The Financial Stability Oversight Council, the super-regulatory body headed by Lew, has treated insurers worse than asset managers such as BlackRock and Fidelity Investments, the Republicans say, moving too quickly to label insurers "too big to fail" and threats to the financial system.
The council was created by the 2010 Dodd-Frank financial reform law to identify all threats to the financial system, including ones originating outside Wall Street. It comprises the heads of the Treasury, the Federal Deposit Insurance Corporation, the Federal Reserve and other agencies, and has the power to name any company "systemically important" and subject it to higher capital standards, tighter regulation and Federal Reserve oversight. It already has given the too-big-to-fail designation to the insurance companies AIG and Prudential.
Rep. Scott Garrett, the New Jersey Republican who is chairman of the capital markets subcommittee of the House Financial Services Committee, wrote a letter to Lew Tuesday with six other Republicans warning that the council's treatment of insurers "has led to uncertainty in the insurance industry and raised concern that the council's approach to insurance companies designations is 'designate first, ask questions later.'"

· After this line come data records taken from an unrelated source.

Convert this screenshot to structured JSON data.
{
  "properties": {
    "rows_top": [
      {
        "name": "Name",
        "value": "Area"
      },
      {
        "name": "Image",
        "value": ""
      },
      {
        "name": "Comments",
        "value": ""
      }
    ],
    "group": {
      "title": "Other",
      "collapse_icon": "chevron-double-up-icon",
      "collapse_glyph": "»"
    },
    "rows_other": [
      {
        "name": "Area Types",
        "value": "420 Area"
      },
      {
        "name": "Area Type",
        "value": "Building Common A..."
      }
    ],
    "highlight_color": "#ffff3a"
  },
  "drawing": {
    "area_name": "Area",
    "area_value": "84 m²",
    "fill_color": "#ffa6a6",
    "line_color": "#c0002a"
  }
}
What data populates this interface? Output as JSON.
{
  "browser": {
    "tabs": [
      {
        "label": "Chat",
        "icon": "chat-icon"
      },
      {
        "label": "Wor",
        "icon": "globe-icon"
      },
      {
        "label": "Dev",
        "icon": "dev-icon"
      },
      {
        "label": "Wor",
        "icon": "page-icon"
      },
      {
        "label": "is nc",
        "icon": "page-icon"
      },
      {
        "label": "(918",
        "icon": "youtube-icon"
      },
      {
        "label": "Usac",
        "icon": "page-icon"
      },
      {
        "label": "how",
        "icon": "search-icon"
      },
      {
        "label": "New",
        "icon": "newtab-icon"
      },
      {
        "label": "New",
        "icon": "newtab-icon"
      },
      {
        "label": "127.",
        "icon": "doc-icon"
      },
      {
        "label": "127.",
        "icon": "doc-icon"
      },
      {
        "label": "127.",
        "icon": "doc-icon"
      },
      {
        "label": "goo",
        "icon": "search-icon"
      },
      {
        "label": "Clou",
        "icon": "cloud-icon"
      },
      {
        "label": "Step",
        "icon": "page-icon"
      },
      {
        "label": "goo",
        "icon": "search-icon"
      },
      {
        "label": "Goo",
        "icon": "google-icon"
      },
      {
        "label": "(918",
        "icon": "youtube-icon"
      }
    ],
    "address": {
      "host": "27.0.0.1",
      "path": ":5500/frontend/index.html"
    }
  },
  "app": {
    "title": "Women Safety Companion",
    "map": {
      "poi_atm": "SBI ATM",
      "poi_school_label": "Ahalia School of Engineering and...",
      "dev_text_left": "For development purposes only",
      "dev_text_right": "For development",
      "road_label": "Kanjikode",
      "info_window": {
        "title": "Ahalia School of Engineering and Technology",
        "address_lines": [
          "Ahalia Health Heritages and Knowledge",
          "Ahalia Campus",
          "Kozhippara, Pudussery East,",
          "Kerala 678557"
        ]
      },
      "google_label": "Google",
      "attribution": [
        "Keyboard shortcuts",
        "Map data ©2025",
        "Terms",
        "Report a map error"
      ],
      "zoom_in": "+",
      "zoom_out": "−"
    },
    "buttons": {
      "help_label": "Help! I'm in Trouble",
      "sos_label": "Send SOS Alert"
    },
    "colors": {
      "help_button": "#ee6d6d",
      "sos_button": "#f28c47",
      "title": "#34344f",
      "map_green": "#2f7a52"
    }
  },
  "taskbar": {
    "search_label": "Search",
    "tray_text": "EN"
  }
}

The Republicans faulted the council for not undertaking the research and outreach on insurance companies that it has for asset managers recently.
The letter comes ahead of a scheduled council meeting Thursday in which it plans to discuss labeling non-banks too big to fail as well as considering applying the designation to asset management firms such as Fidelity.
It was reported that the council moved toward a decision on labeling the life insurance company MetLife a systemically important financial institution at its last meeting, but it is not clear whether it is planning on making a final determination this week.
The other Republicans signing the letter sent Tuesday were Spencer Bachus of Alabama, Ed Royce of California, Steve Stivers of Ohio, Sean Duffy of Wisconsin, Mick Mulvaney of South Carolina, and Dennis Ross of Florida, all members of the Financial Services Committee.